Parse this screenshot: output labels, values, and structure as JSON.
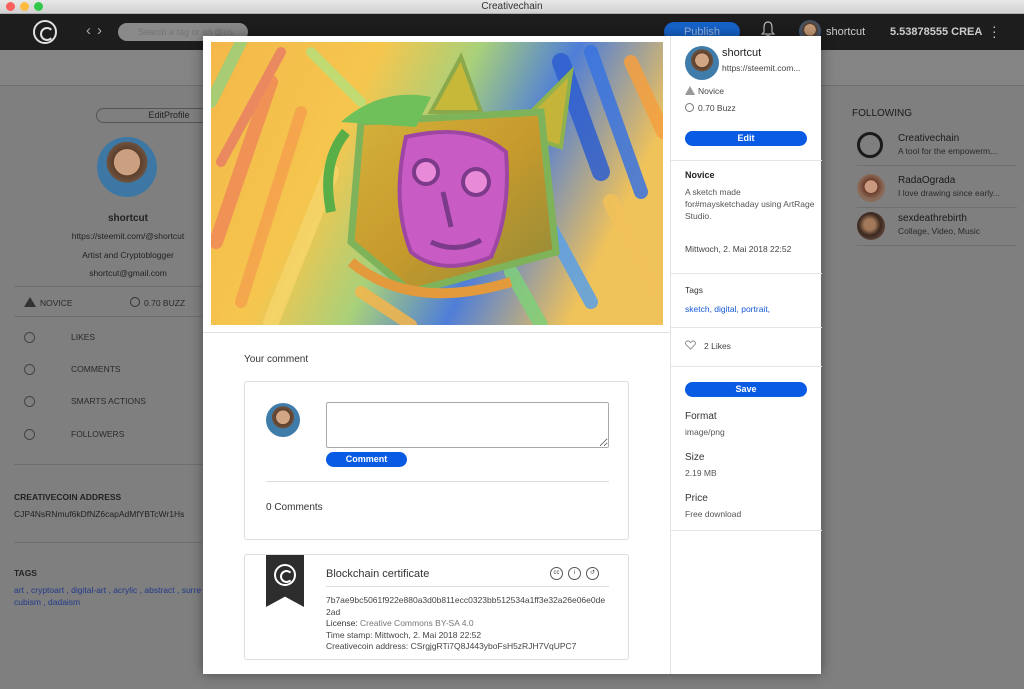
{
  "window": {
    "title": "Creativechain"
  },
  "header": {
    "search_placeholder": "Search a tag or an @us",
    "publish_label": "Publish",
    "username": "shortcut",
    "balance": "5.53878555 CREA"
  },
  "profile": {
    "edit_label": "EditProfile",
    "name": "shortcut",
    "url": "https://steemit.com/@shortcut",
    "bio": "Artist and Cryptoblogger",
    "email": "shortcut@gmail.com",
    "level": "NOVICE",
    "buzz": "0.70 BUZZ",
    "menu": [
      "LIKES",
      "COMMENTS",
      "SMARTS ACTIONS",
      "FOLLOWERS"
    ],
    "address_label": "CREATIVECOIN ADDRESS",
    "address": "CJP4NsRNmuf6kDfNZ6capAdMfYBTcWr1Hs",
    "tags_label": "TAGS",
    "tags": "art , cryptoart , digital-art , acrylic , abstract , surre cubism , dadaism"
  },
  "following": {
    "title": "FOLLOWING",
    "items": [
      {
        "name": "Creativechain",
        "desc": "A tool for the empowerm..."
      },
      {
        "name": "RadaOgrada",
        "desc": "I love drawing since early..."
      },
      {
        "name": "sexdeathrebirth",
        "desc": "Collage, Video, Music"
      }
    ]
  },
  "post": {
    "author": "shortcut",
    "author_url": "https://steemit.com...",
    "author_level": "Novice",
    "author_buzz": "0.70 Buzz",
    "edit_label": "Edit",
    "level_title": "Novice",
    "description": "A sketch made for#maysketchaday using ArtRage Studio.",
    "date": "Mittwoch, 2. Mai 2018 22:52",
    "tags_label": "Tags",
    "tags": "sketch, digital, portrait,",
    "likes": "2 Likes",
    "save_label": "Save",
    "format_label": "Format",
    "format_value": "image/png",
    "size_label": "Size",
    "size_value": "2.19 MB",
    "price_label": "Price",
    "price_value": "Free download"
  },
  "comments": {
    "heading": "Your comment",
    "button_label": "Comment",
    "count": "0 Comments"
  },
  "certificate": {
    "title": "Blockchain certificate",
    "hash": "7b7ae9bc5061f922e880a3d0b811ecc0323bb512534a1ff3e32a26e06e0de2ad",
    "license_label": "License:",
    "license_value": "Creative Commons BY-SA 4.0",
    "timestamp": "Time stamp: Mittwoch, 2. Mai 2018 22:52",
    "address": "Creativecoin address: CSrgjgRTi7Q8J443yboFsH5zRJH7VqUPC7"
  },
  "colors": {
    "accent": "#0a5be3",
    "header_bg": "#1d1d1d",
    "overlay": "#7f7f7f"
  }
}
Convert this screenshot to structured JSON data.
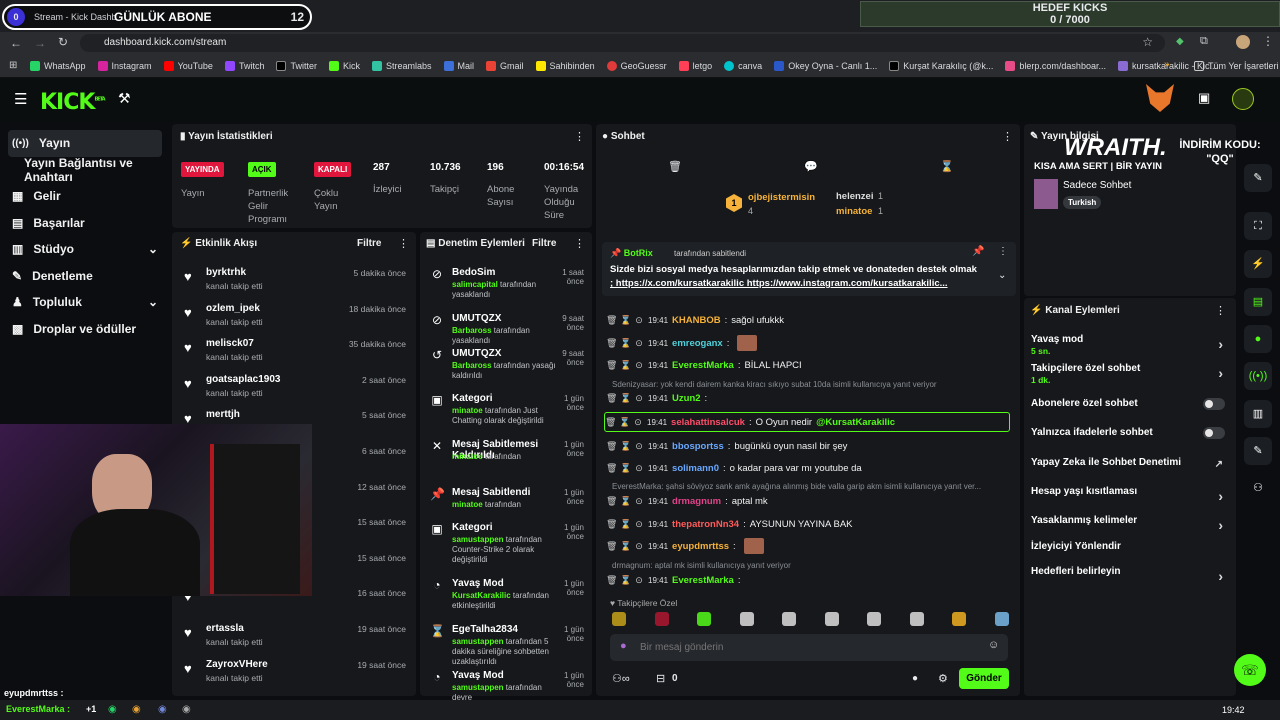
{
  "overlay": {
    "abone_title": "GÜNLÜK ABONE",
    "abone_left": "0",
    "abone_count": "12",
    "hedef_title": "HEDEF KICKS",
    "hedef_value": "0 / 7000"
  },
  "browser": {
    "tab_title": "Stream - Kick Dashb",
    "url": "dashboard.kick.com/stream",
    "all_bookmarks": "Tüm Yer İşaretleri"
  },
  "bookmarks": [
    "WhatsApp",
    "Instagram",
    "YouTube",
    "Twitch",
    "Twitter",
    "Kick",
    "Streamlabs",
    "Mail",
    "Gmail",
    "Sahibinden",
    "GeoGuessr",
    "letgo",
    "canva",
    "Okey Oyna - Canlı 1...",
    "Kurşat Karakılıç (@k...",
    "blerp.com/dashboar...",
    "kursatkarakilic - Kic..."
  ],
  "kick": {
    "logo": "KICK",
    "beta": "BETA"
  },
  "sidebar": {
    "items": [
      "Yayın",
      "Yayın Bağlantısı ve Anahtarı",
      "Gelir",
      "Başarılar",
      "Stüdyo",
      "Denetleme",
      "Topluluk",
      "Droplar ve ödüller"
    ]
  },
  "stats": {
    "title": "Yayın İstatistikleri",
    "yayinda": "YAYINDA",
    "yayin": "Yayın",
    "acik": "AÇIK",
    "partner": "Partnerlik Gelir Programı",
    "kapali": "KAPALI",
    "coklu": "Çoklu Yayın",
    "izleyici_v": "287",
    "izleyici": "İzleyici",
    "takipci_v": "10.736",
    "takipci": "Takipçi",
    "abone_v": "196",
    "abone": "Abone Sayısı",
    "sure_v": "00:16:54",
    "sure": "Yayında Olduğu Süre"
  },
  "events": {
    "title": "Etkinlik Akışı",
    "filter": "Filtre",
    "items": [
      {
        "name": "byrktrhk",
        "sub": "kanalı takip etti",
        "time": "5 dakika önce"
      },
      {
        "name": "ozlem_ipek",
        "sub": "kanalı takip etti",
        "time": "18 dakika önce"
      },
      {
        "name": "melisck07",
        "sub": "kanalı takip etti",
        "time": "35 dakika önce"
      },
      {
        "name": "goatsaplac1903",
        "sub": "kanalı takip etti",
        "time": "2 saat önce"
      },
      {
        "name": "merttjh",
        "sub": "",
        "time": "5 saat önce"
      },
      {
        "name": "",
        "sub": "",
        "time": "6 saat önce"
      },
      {
        "name": "",
        "sub": "",
        "time": "12 saat önce"
      },
      {
        "name": "",
        "sub": "",
        "time": "15 saat önce"
      },
      {
        "name": "",
        "sub": "",
        "time": "15 saat önce"
      },
      {
        "name": "",
        "sub": "",
        "time": "16 saat önce"
      },
      {
        "name": "ertassla",
        "sub": "kanalı takip etti",
        "time": "19 saat önce"
      },
      {
        "name": "ZayroxVHere",
        "sub": "kanalı takip etti",
        "time": "19 saat önce"
      }
    ]
  },
  "modlog": {
    "title": "Denetim Eylemleri",
    "filter": "Filtre",
    "items": [
      {
        "name": "BedoSim",
        "sub1": "salimcapital",
        "sub2": " tarafından yasaklandı",
        "time": "1 saat önce"
      },
      {
        "name": "UMUTQZX",
        "sub1": "Barbaross",
        "sub2": " tarafından yasaklandı",
        "time": "9 saat önce"
      },
      {
        "name": "UMUTQZX",
        "sub1": "Barbaross",
        "sub2": " tarafından yasağı kaldırıldı",
        "time": "9 saat önce"
      },
      {
        "name": "Kategori",
        "sub1": "minatoe",
        "sub2": " tarafından Just Chatting olarak değiştirildi",
        "time": "1 gün önce"
      },
      {
        "name": "Mesaj Sabitlemesi Kaldırıldı",
        "sub1": "minatoe",
        "sub2": " tarafından",
        "time": "1 gün önce"
      },
      {
        "name": "Mesaj Sabitlendi",
        "sub1": "minatoe",
        "sub2": " tarafından",
        "time": "1 gün önce"
      },
      {
        "name": "Kategori",
        "sub1": "samustappen",
        "sub2": " tarafından Counter-Strike 2 olarak değiştirildi",
        "time": "1 gün önce"
      },
      {
        "name": "Yavaş Mod",
        "sub1": "KursatKarakilic",
        "sub2": " tarafından etkinleştirildi",
        "time": "1 gün önce"
      },
      {
        "name": "EgeTalha2834",
        "sub1": "samustappen",
        "sub2": " tarafından 5 dakika süreliğine sohbetten uzaklaştırıldı",
        "time": "1 gün önce"
      },
      {
        "name": "Yavaş Mod",
        "sub1": "samustappen",
        "sub2": " tarafından devre",
        "time": "1 gün önce"
      }
    ]
  },
  "chat": {
    "title": "Sohbet",
    "top1": "ojbejistermisin",
    "top1_count": "4",
    "top2": "helenzei",
    "top2_count": "1",
    "top3": "minatoe",
    "top3_count": "1",
    "pinned_by": "BotRix",
    "pinned_label": " tarafından sabitlendi",
    "pinned_text": "Sizde bizi sosyal medya hesaplarımızdan takip etmek ve donateden destek olmak için",
    "pinned_links": "; https://x.com/kursatkarakilic https://www.instagram.com/kursatkarakilic...",
    "lines": [
      {
        "time": "19:41",
        "user": "KHANBOB",
        "color": "#f6b23a",
        "text": "sağol ufukkk"
      },
      {
        "time": "19:41",
        "user": "emreoganx",
        "color": "#4fd1d9",
        "text": ""
      },
      {
        "time": "19:41",
        "user": "EverestMarka",
        "color": "#53fc18",
        "text": "BİLAL HAPCI"
      },
      {
        "time": "19:41",
        "user": "Uzun2",
        "color": "#53fc18",
        "text": ""
      },
      {
        "time": "19:41",
        "user": "selahattinsalcuk",
        "color": "#ff4d6a",
        "text": "O Oyun nedir ",
        "mention": "@KursatKarakilic"
      },
      {
        "time": "19:41",
        "user": "bbosportss",
        "color": "#6aa8ff",
        "text": "bugünkü oyun nasıl bir şey"
      },
      {
        "time": "19:41",
        "user": "solimann0",
        "color": "#6aa8ff",
        "text": "o kadar para var mı youtube da"
      },
      {
        "time": "19:41",
        "user": "drmagnum",
        "color": "#e0448a",
        "text": "aptal mk"
      },
      {
        "time": "19:41",
        "user": "thepatronNn34",
        "color": "#ff5b5b",
        "text": "AYSUNUN YAYINA BAK"
      },
      {
        "time": "19:41",
        "user": "eyupdmrttss",
        "color": "#f6b23a",
        "text": ""
      },
      {
        "time": "19:41",
        "user": "EverestMarka",
        "color": "#53fc18",
        "text": ""
      }
    ],
    "sys1": "Sdenizyasar: yok kendi dairem kanka kiracı sıkıyo subat 10da isimli kullanıcıya yanıt veriyor",
    "sys2": "EverestMarka: şahsi söviyoz sank amk ayağına alınmış bide valla garip akm isimli kullanıcıya yanıt ver...",
    "sys3": "drmagnum: aptal mk isimli kullanıcıya yanıt veriyor",
    "followers_only": "Takipçilere Özel",
    "placeholder": "Bir mesaj gönderin",
    "send": "Gönder",
    "count": "0"
  },
  "streaminfo": {
    "title": "Yayın bilgisi",
    "brand": "WRAITH.",
    "promo": "İNDİRİM KODU: \"QQ\"",
    "line": "KISA AMA SERT | BİR YAYIN",
    "category": "Sadece Sohbet",
    "tag": "Turkish"
  },
  "actions": {
    "title": "Kanal Eylemleri",
    "slow": "Yavaş mod",
    "slow_v": "5 sn.",
    "fo": "Takipçilere özel sohbet",
    "fo_v": "1 dk.",
    "sub": "Abonelere özel sohbet",
    "emote": "Yalnızca ifadelerle sohbet",
    "ai": "Yapay Zeka ile Sohbet Denetimi",
    "age": "Hesap yaşı kısıtlaması",
    "banned": "Yasaklanmış kelimeler",
    "redirect": "İzleyiciyi Yönlendir",
    "goals": "Hedefleri belirleyin"
  },
  "taskbar": {
    "time": "19:42",
    "chat1_user": "eyupdmrttss :",
    "chat2_user": "EverestMarka :",
    "chat2_text": "+1"
  },
  "colors": {
    "kick_green": "#53fc18",
    "panel": "#16181b",
    "bg": "#0b0d10"
  }
}
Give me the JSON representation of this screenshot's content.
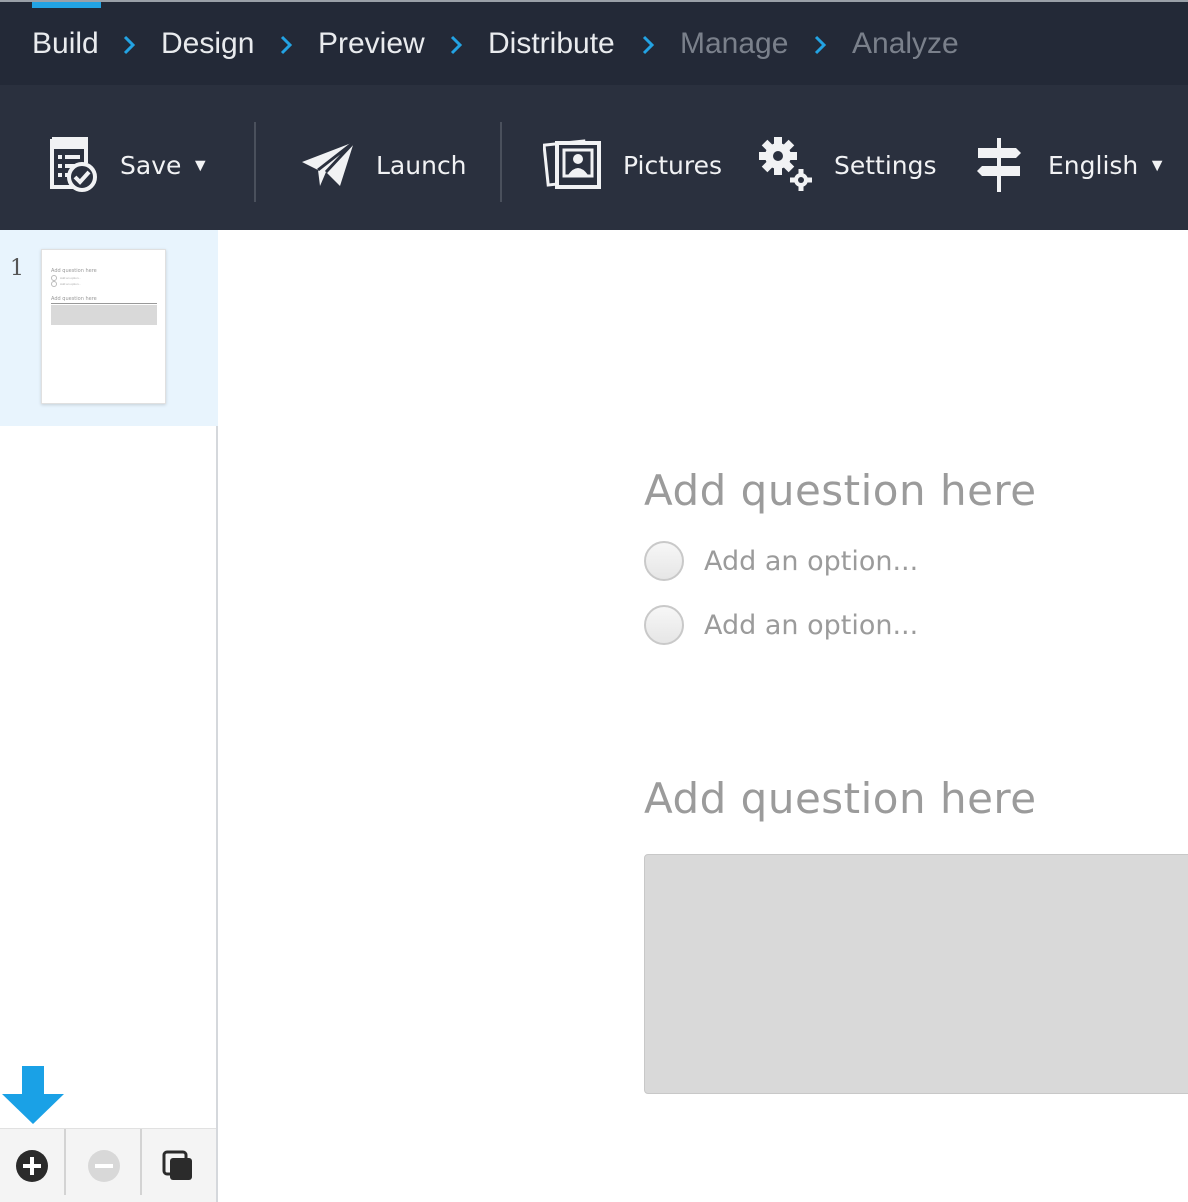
{
  "steps": [
    {
      "label": "Build",
      "active": true
    },
    {
      "label": "Design",
      "active": false
    },
    {
      "label": "Preview",
      "active": false
    },
    {
      "label": "Distribute",
      "active": false
    },
    {
      "label": "Manage",
      "active": false,
      "disabled": true
    },
    {
      "label": "Analyze",
      "active": false,
      "disabled": true
    }
  ],
  "toolbar": {
    "save_label": "Save",
    "launch_label": "Launch",
    "pictures_label": "Pictures",
    "settings_label": "Settings",
    "language_label": "English"
  },
  "pages": [
    {
      "number": "1",
      "thumb_question_1": "Add question here",
      "thumb_option_1": "Add an option...",
      "thumb_option_2": "Add an option...",
      "thumb_question_2": "Add question here"
    }
  ],
  "survey": {
    "question_1": {
      "title": "Add question here",
      "options": [
        "Add an option...",
        "Add an option..."
      ]
    },
    "question_2": {
      "title": "Add question here"
    }
  },
  "colors": {
    "nav_bg": "#232937",
    "toolbar_bg": "#2a303e",
    "accent": "#23a3e3",
    "selected_page_bg": "#e8f4fd",
    "placeholder_text": "#9b9b9b"
  }
}
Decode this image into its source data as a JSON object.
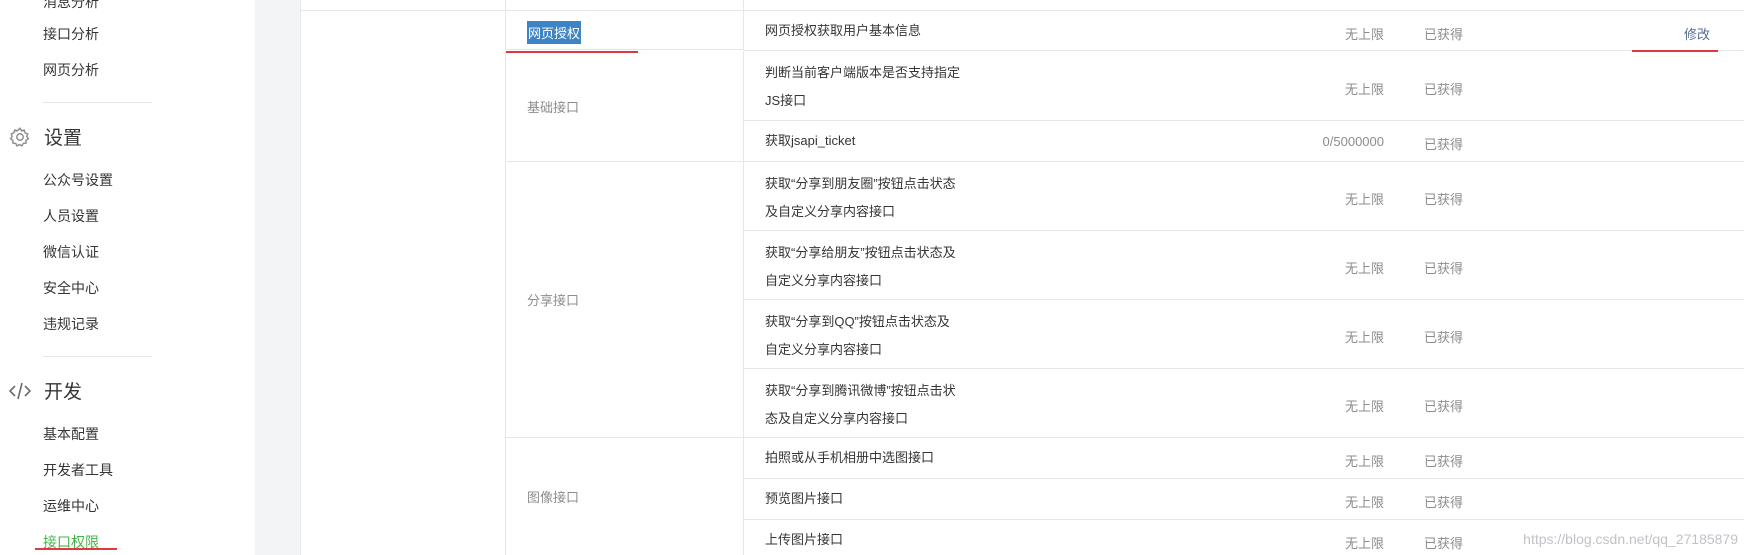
{
  "sidebar": {
    "top_items": [
      "消息分析",
      "接口分析",
      "网页分析"
    ],
    "settings": {
      "title": "设置",
      "items": [
        "公众号设置",
        "人员设置",
        "微信认证",
        "安全中心",
        "违规记录"
      ]
    },
    "dev": {
      "title": "开发",
      "items": [
        "基本配置",
        "开发者工具",
        "运维中心",
        "接口权限"
      ]
    }
  },
  "table": {
    "highlight_label": "网页授权",
    "rows": [
      {
        "name": "网页授权获取用户基本信息",
        "quota": "无上限",
        "status": "已获得",
        "action": "修改"
      },
      {
        "name": "判断当前客户端版本是否支持指定JS接口",
        "quota": "无上限",
        "status": "已获得",
        "action": ""
      },
      {
        "name": "获取jsapi_ticket",
        "quota": "0/5000000",
        "status": "已获得",
        "action": ""
      },
      {
        "name": "获取“分享到朋友圈”按钮点击状态及自定义分享内容接口",
        "quota": "无上限",
        "status": "已获得",
        "action": ""
      },
      {
        "name": "获取“分享给朋友”按钮点击状态及自定义分享内容接口",
        "quota": "无上限",
        "status": "已获得",
        "action": ""
      },
      {
        "name": "获取“分享到QQ”按钮点击状态及自定义分享内容接口",
        "quota": "无上限",
        "status": "已获得",
        "action": ""
      },
      {
        "name": "获取“分享到腾讯微博”按钮点击状态及自定义分享内容接口",
        "quota": "无上限",
        "status": "已获得",
        "action": ""
      },
      {
        "name": "拍照或从手机相册中选图接口",
        "quota": "无上限",
        "status": "已获得",
        "action": ""
      },
      {
        "name": "预览图片接口",
        "quota": "无上限",
        "status": "已获得",
        "action": ""
      },
      {
        "name": "上传图片接口",
        "quota": "无上限",
        "status": "已获得",
        "action": ""
      }
    ],
    "groups": [
      "基础接口",
      "分享接口",
      "图像接口"
    ]
  },
  "watermark": "https://blog.csdn.net/qq_27185879",
  "colors": {
    "active": "#44b549",
    "link": "#576b95",
    "annotation": "#e0383e",
    "highlight": "#3d84c6"
  }
}
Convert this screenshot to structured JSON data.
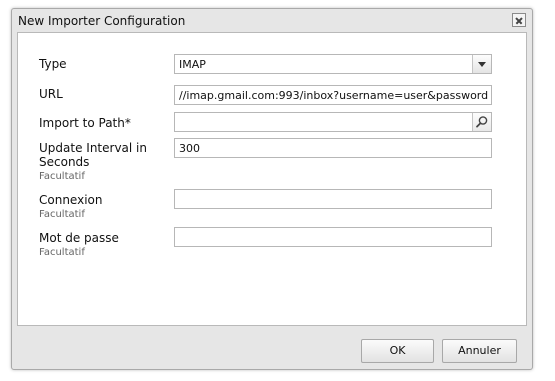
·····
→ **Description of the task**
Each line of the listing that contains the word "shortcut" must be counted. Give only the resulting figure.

→ **Solution for this exercise**
5